Feinberg—arguably the country’s best-known Special Settlement Master, mediator and arbitrator—delivered the law school’s second Brendan F. Brown lecture of the semester on Nov. 20,  “Unconventional Responses to Unique Catastrophes: Tailoring the Law to Meet the Challenges” during which he discussed his work and what he has learned about human nature over many years in such roles.
 
“Never underestimate the charitable impulse of the American people. It is astounding to me,” he said, referring to people’s willingness to donate to emergency funds that respond to tragedies or disasters.
 
Such compensation funds are, in Feinberg’s words, “true alternatives to the tort system.”  Victims or families who accept taxpayer-supported payouts generally give up the right to sue. (The Hokie Spirit Memorial Fund, seeded with privately donated money, is an exception).  But because such funds are set up so rarely, their existence does not threaten the conventional tort system.
 
“These funds are precedents for nothing,” Feinberg stated.
 
Serving as Special Master of the September 11th Victim Compensation Fund was perhaps his best known public role, but Feinberg expressed ambivalence about the way the process was set up.
 
While creating the fund with taxpayer money “was sound public policy and absolutely the right thing to do,” Feinberg said that 9/11 was an event like no other, and that Congress should not make a habit of the practice because it causes resentment among victims of other events who do not receive the same treatment.
 
“Don’t ever do it again.
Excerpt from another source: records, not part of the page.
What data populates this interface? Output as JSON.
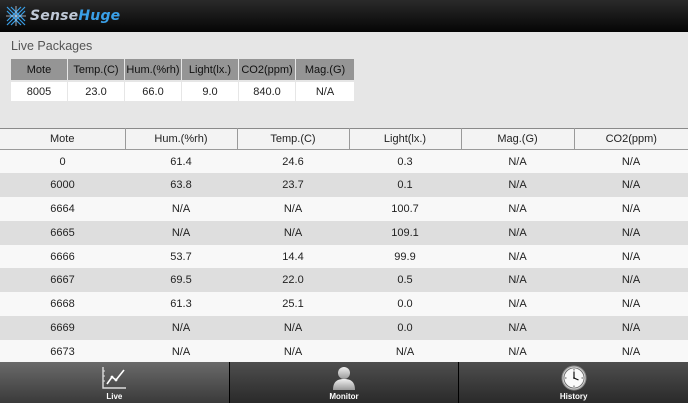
{
  "app": {
    "logo_part1": "Sense",
    "logo_part2": "Huge"
  },
  "live": {
    "title": "Live Packages",
    "columns": [
      "Mote",
      "Temp.(C)",
      "Hum.(%rh)",
      "Light(lx.)",
      "CO2(ppm)",
      "Mag.(G)"
    ],
    "row": [
      "8005",
      "23.0",
      "66.0",
      "9.0",
      "840.0",
      "N/A"
    ]
  },
  "history": {
    "columns": [
      "Mote",
      "Hum.(%rh)",
      "Temp.(C)",
      "Light(lx.)",
      "Mag.(G)",
      "CO2(ppm)"
    ],
    "rows": [
      [
        "0",
        "61.4",
        "24.6",
        "0.3",
        "N/A",
        "N/A"
      ],
      [
        "6000",
        "63.8",
        "23.7",
        "0.1",
        "N/A",
        "N/A"
      ],
      [
        "6664",
        "N/A",
        "N/A",
        "100.7",
        "N/A",
        "N/A"
      ],
      [
        "6665",
        "N/A",
        "N/A",
        "109.1",
        "N/A",
        "N/A"
      ],
      [
        "6666",
        "53.7",
        "14.4",
        "99.9",
        "N/A",
        "N/A"
      ],
      [
        "6667",
        "69.5",
        "22.0",
        "0.5",
        "N/A",
        "N/A"
      ],
      [
        "6668",
        "61.3",
        "25.1",
        "0.0",
        "N/A",
        "N/A"
      ],
      [
        "6669",
        "N/A",
        "N/A",
        "0.0",
        "N/A",
        "N/A"
      ],
      [
        "6673",
        "N/A",
        "N/A",
        "N/A",
        "N/A",
        "N/A"
      ]
    ]
  },
  "tabs": [
    {
      "label": "Live",
      "icon": "chart-icon",
      "active": true
    },
    {
      "label": "Monitor",
      "icon": "person-icon",
      "active": false
    },
    {
      "label": "History",
      "icon": "clock-icon",
      "active": false
    }
  ],
  "colors": {
    "titlebar": "#050505",
    "logo_accent": "#3aa0e8",
    "live_header": "#959595",
    "row_even": "#dedede",
    "row_odd": "#f8f8f8"
  }
}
You better be careful when you carve out special public compensation for these people and no one else,” he said.  
 
Feinberg also spent some time explaining to his attentive audience in Slowinski Courtroom what he has observed about human psychology through his dealings with people still reeling from tragedy.
 
For most victims and families, it is not about the size of a payment, but about bearing witness for a lost loved one.
 
“Nobody comes to me to talk about money. They come to vent about unfairness of the world,” he remarked. Especially difficult for families is the absence of a body for the closure of a proper burial, as was prevalent in the aftermath of 9/11.  
 
Before he took questions from the audience, Feinberg emphasized the importance of designing compensation funds correctly, with appropriate standards of proof. As the designated Administrator of the Gulf Coast Claims Facility in 2012, he was flooded by dubious claims from all over the world——including Israel and Norway—of damages from the massive oil spill.
 
Feinberg, formerly the chief of staff to the late Sen. Edward Kennedy, is the managing partner of Feinberg Rozen, LLP and one of the nation’s leading experts in mediation and alternative dispute resolution. Among other prestigious appointments:
 
He was appointed by the Secretary of the Treasury to serve as the Special Master for TARP Executive Compensation, where he was responsible for determining annual compensation packages for senior corporate officials at companies that received the most taxpayer financial assistance.
 
Feinberg was the Fund Administrator responsible for the design, implementation and administration of the claims process for the GM Ignition Switch Program, as well as the Hokie Spirit Memorial Fund following the tragic shootings at Virginia Tech University in 2007.
 
“If you want to do this work, brace yourself, because it is emotional,” he concluded.
 
Earlier in the day, Feinberg covered much of the same ground during informal remarks as the invited guest speaker (left) for the November faculty luncheon at the law school. At that occasion, he stressed the importance of empathy and close listening in his job as equally important as a firm grasp of the law.
 
Feinberg was designated “Lawyer of the Year” by the National Law Journal in 2004. He is listed in “Profiles in Power: The 100 Most Influential Lawyers in America” (National Law Journal, multiple issues). He is the author of numerous articles and essays on mediation, mass torts and other matters and is the author of, “What is Life Worth? The Unprecedented Effort to Compensate the Victims of 9/11” (Public Affairs 2005).